On Wednesday, over 75 business leaders, thought leaders and public policy change agents came together—live and streaming from all over the world—for a ground-breaking conversation with Congressman Patrick Kennedy about the economic, emotional, and systemic gaps in the discourse on mental health and addiction in the United States. Among those joining us was New York City’s first lady, Chirlane McCray, who, during her introduction of Congressman Kennedy, cited the painful statistic that one in five New Yorkers is facing mental health issues and/or addiction and she asserted that “nearly every individual is affected—every family, workforce and classroom.”

C MCCray SS

Chirlane McCray

“If you have your health, you have everything. And there is no health without mental health.”   Chirlane McCray, First Lady of New York  City   

New York City is a microcosm of the greater nation. We know that over 20 percent of the adult population in the U.S.—approximately 44 million people—suffers from some form of mental illness. We also know this number does not represent the much larger percentage of people who go undiagnosed and untreated. Especially vulnerable are our military veterans and our prison population.

In his remarks, Congressman Kennedy called for the reassessment of our current treatment system, which offers unrelated and disparate diagnoses and does little to assess or prevent risk of mental illness or potential addiction. Instead, he calls for a holistic, integrated platform for treatment beginning with ongoing assessment in childhood via primary care and including continuity of care beyond initial treatment. This continuity of care would be folded into our classrooms, workplaces, and communities. Undergirding integrated care is the de-stigmatizing of mental illness and addiction recovery. In Congressman Kennedy’s vision, mental illness would be treated the same as physical illness with the same compassion, care, treatment, and support of the individual—both clinically and culturally.

To listen to the entire Solution Series, please visit this link.

I agree with Congressman Kennedy. It’s time to turn up the volume on the conversation about prevention, assessment, and the de-stigmatizing of mental illness and addiction recovery. But it’s also time to act. We at Fedcap are in a position to not only influence the conversation but to call together national business, non-profit, and practice community leaders in a common voice. We can weave the rare, but powerful existing models and help integrate them via our work in the education, workforce development, occupational health, and economic development sectors with whom we have existing and powerful relationships. I see us focusing on four key areas:

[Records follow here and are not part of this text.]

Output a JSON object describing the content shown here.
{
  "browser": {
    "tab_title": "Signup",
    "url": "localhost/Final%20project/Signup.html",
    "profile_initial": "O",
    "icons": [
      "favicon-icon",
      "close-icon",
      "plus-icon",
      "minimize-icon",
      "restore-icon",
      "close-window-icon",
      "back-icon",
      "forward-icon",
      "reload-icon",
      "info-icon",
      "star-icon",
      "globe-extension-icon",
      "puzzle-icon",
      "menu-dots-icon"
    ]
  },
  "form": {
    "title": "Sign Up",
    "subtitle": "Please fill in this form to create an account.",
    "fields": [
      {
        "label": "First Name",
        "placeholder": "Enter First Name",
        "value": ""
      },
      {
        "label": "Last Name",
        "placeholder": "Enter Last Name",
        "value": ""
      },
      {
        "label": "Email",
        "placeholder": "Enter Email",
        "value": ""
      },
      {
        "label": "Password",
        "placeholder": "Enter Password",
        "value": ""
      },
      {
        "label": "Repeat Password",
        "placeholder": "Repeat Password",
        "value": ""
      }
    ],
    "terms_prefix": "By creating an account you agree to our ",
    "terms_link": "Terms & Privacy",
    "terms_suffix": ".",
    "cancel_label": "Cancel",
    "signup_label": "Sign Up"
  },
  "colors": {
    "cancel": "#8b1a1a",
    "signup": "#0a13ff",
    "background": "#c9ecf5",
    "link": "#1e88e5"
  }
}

  1. Continuity of care: Once integrated into the workplace, we can call on our business partners to ensure that they include continuity of care beyond initial treatment.
  2. Implementation of existing vehicles for care: We can help our partner organizations assess and support the implementation of the Mental Health and Addiction Parity Act.
  3. Support for ongoing tracking of care: We can call for major insurers to track their insurance mental health claims
  4. De-stigmatizing mental illness and addiction recovery: We can continue to tell the stories, through a variety of media, of the successes, strengths and bottom-line results that occur by integrating those treated for mental illness and recovery into the workforce.

I welcome your thoughts and ideas. Now that we have imagined what’s possible, we can create what’s possible.

Keep an eye out for the roll-out of Mayor deBlasio’s roadmap for mental health and addiction action plan coming before the end of this year.

Congressman Kennedy’s book, A Common Struggle: A Personal Journey Through the Past and Future of Mental Illness and Recovery was released on October 5, 2015, and is now available at your local bookseller and online at www.amazon.com.